What is being asked: Below are entries; copy exactly, and only, the lines from the one containing "Enumerate this screenshot's" through their final line, leaving out pictures.

(Extracted entries)

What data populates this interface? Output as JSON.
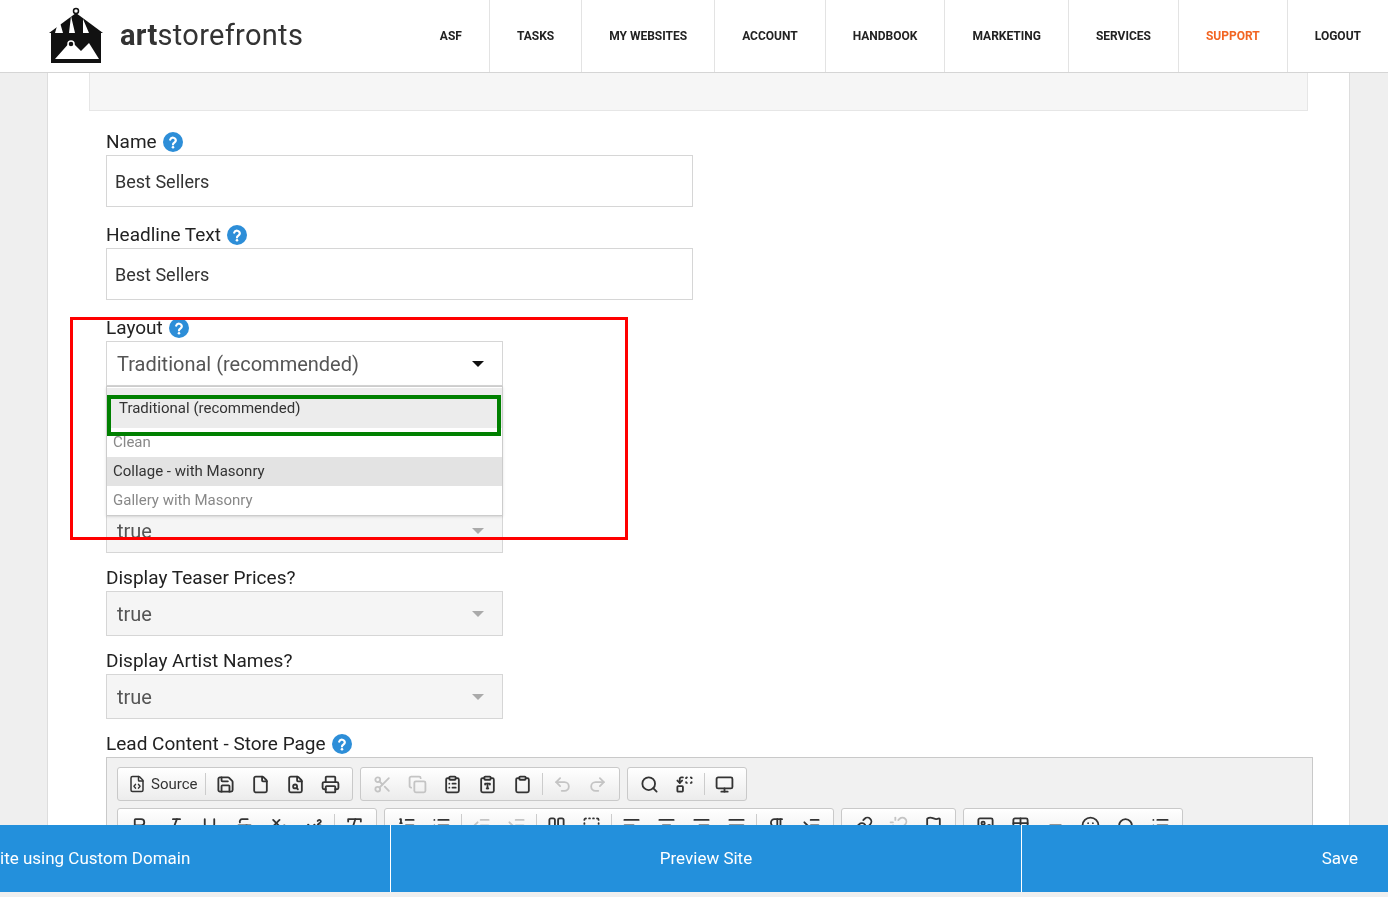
{
  "header": {
    "logo_text": "**art**storefronts",
    "nav": [
      {
        "label": "ASF",
        "selected": false
      },
      {
        "label": "TASKS",
        "selected": false
      },
      {
        "label": "MY WEBSITES",
        "selected": false
      },
      {
        "label": "ACCOUNT",
        "selected": false
      },
      {
        "label": "HANDBOOK",
        "selected": false
      },
      {
        "label": "MARKETING",
        "selected": false
      },
      {
        "label": "SERVICES",
        "selected": false
      },
      {
        "label": "SUPPORT",
        "selected": true
      },
      {
        "label": "LOGOUT",
        "selected": false
      }
    ]
  },
  "form": {
    "fields": [
      {
        "kind": "text",
        "label": "Name",
        "help": true,
        "value": "Best Sellers"
      },
      {
        "kind": "text",
        "label": "Headline Text",
        "help": true,
        "value": "Best Sellers"
      },
      {
        "kind": "select",
        "label": "Layout",
        "help": true,
        "value": "Traditional (recommended)",
        "expanded": true,
        "options": [
          {
            "label": "Traditional (recommended)",
            "selected": true,
            "highlighted": false
          },
          {
            "label": "Clean",
            "selected": false,
            "highlighted": false
          },
          {
            "label": "Collage - with Masonry",
            "selected": false,
            "highlighted": true
          },
          {
            "label": "Gallery with Masonry",
            "selected": false,
            "highlighted": false
          }
        ]
      },
      {
        "kind": "select",
        "value": "true",
        "expanded": false
      },
      {
        "kind": "select",
        "label": "Display Teaser Prices?",
        "value": "true",
        "expanded": false
      },
      {
        "kind": "select",
        "label": "Display Artist Names?",
        "value": "true",
        "expanded": false
      },
      {
        "kind": "editor",
        "label": "Lead Content - Store Page",
        "help": true,
        "source_label": "Source"
      }
    ]
  },
  "highlights": [
    {
      "color": "#ff0000"
    },
    {
      "color": "#008000"
    }
  ],
  "bottom_bar": [
    "ite using Custom Domain",
    "Preview Site",
    "Save"
  ]
}
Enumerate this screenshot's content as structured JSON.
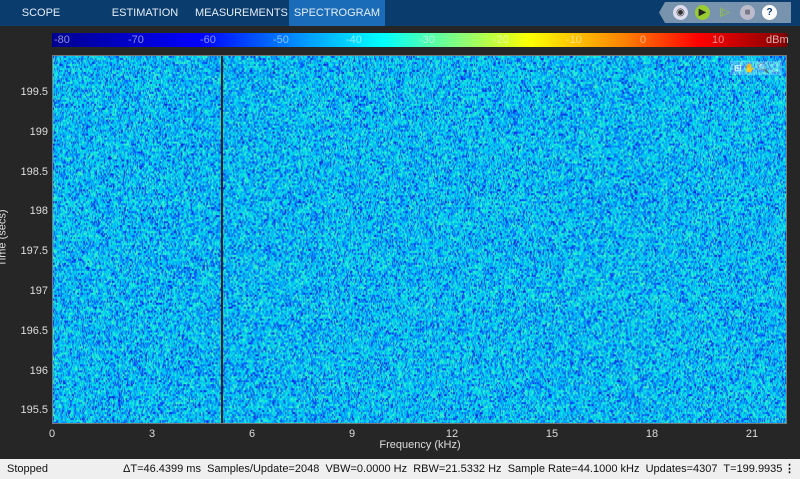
{
  "tabs": [
    {
      "label": "SCOPE",
      "active": false
    },
    {
      "label": "ESTIMATION",
      "active": false
    },
    {
      "label": "MEASUREMENTS",
      "active": false
    },
    {
      "label": "SPECTROGRAM",
      "active": true
    }
  ],
  "toolbar": {
    "icons": [
      "snapshot-icon",
      "run-icon",
      "step-forward-icon",
      "stop-icon",
      "help-icon"
    ],
    "help_glyph": "?"
  },
  "colorbar": {
    "ticks": [
      "-80",
      "-70",
      "-60",
      "-50",
      "-40",
      "-30",
      "-20",
      "-10",
      "0",
      "10"
    ],
    "unit": "dBm",
    "range": [
      -85,
      15
    ]
  },
  "plot": {
    "xlabel": "Frequency (kHz)",
    "ylabel": "Time (secs)",
    "xticks": [
      "0",
      "3",
      "6",
      "9",
      "12",
      "15",
      "18",
      "21"
    ],
    "yticks": [
      "199.5",
      "199",
      "198.5",
      "198",
      "197.5",
      "197",
      "196.5",
      "196",
      "195.5"
    ],
    "xlim": [
      0,
      22.05
    ],
    "ylim": [
      195.34,
      199.98
    ],
    "marker_khz": 5.04
  },
  "status": {
    "state": "Stopped",
    "dt": "ΔT=46.4399 ms",
    "samples": "Samples/Update=2048",
    "vbw": "VBW=0.0000 Hz",
    "rbw": "RBW=21.5332 Hz",
    "rate": "Sample Rate=44.1000 kHz",
    "updates": "Updates=4307",
    "t": "T=199.9935",
    "menu": "⋮"
  }
}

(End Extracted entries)

Output for this exercise:
Enumerate this screenshot's content as structured JSON.
{
  "tabs": [
    {
      "label": "SCOPE",
      "active": false
    },
    {
      "label": "ESTIMATION",
      "active": false
    },
    {
      "label": "MEASUREMENTS",
      "active": false
    },
    {
      "label": "SPECTROGRAM",
      "active": true
    }
  ],
  "toolbar": {
    "icons": [
      "snapshot-icon",
      "run-icon",
      "step-forward-icon",
      "stop-icon",
      "help-icon"
    ],
    "help_glyph": "?"
  },
  "colorbar": {
    "ticks": [
      "-80",
      "-70",
      "-60",
      "-50",
      "-40",
      "-30",
      "-20",
      "-10",
      "0",
      "10"
    ],
    "unit": "dBm",
    "range": [
      -85,
      15
    ]
  },
  "plot": {
    "xlabel": "Frequency (kHz)",
    "ylabel": "Time (secs)",
    "xticks": [
      "0",
      "3",
      "6",
      "9",
      "12",
      "15",
      "18",
      "21"
    ],
    "yticks": [
      "199.5",
      "199",
      "198.5",
      "198",
      "197.5",
      "197",
      "196.5",
      "196",
      "195.5"
    ],
    "xlim": [
      0,
      22.05
    ],
    "ylim": [
      195.34,
      199.98
    ],
    "marker_khz": 5.04
  },
  "status": {
    "state": "Stopped",
    "dt": "ΔT=46.4399 ms",
    "samples": "Samples/Update=2048",
    "vbw": "VBW=0.0000 Hz",
    "rbw": "RBW=21.5332 Hz",
    "rate": "Sample Rate=44.1000 kHz",
    "updates": "Updates=4307",
    "t": "T=199.9935",
    "menu": "⋮"
  }
}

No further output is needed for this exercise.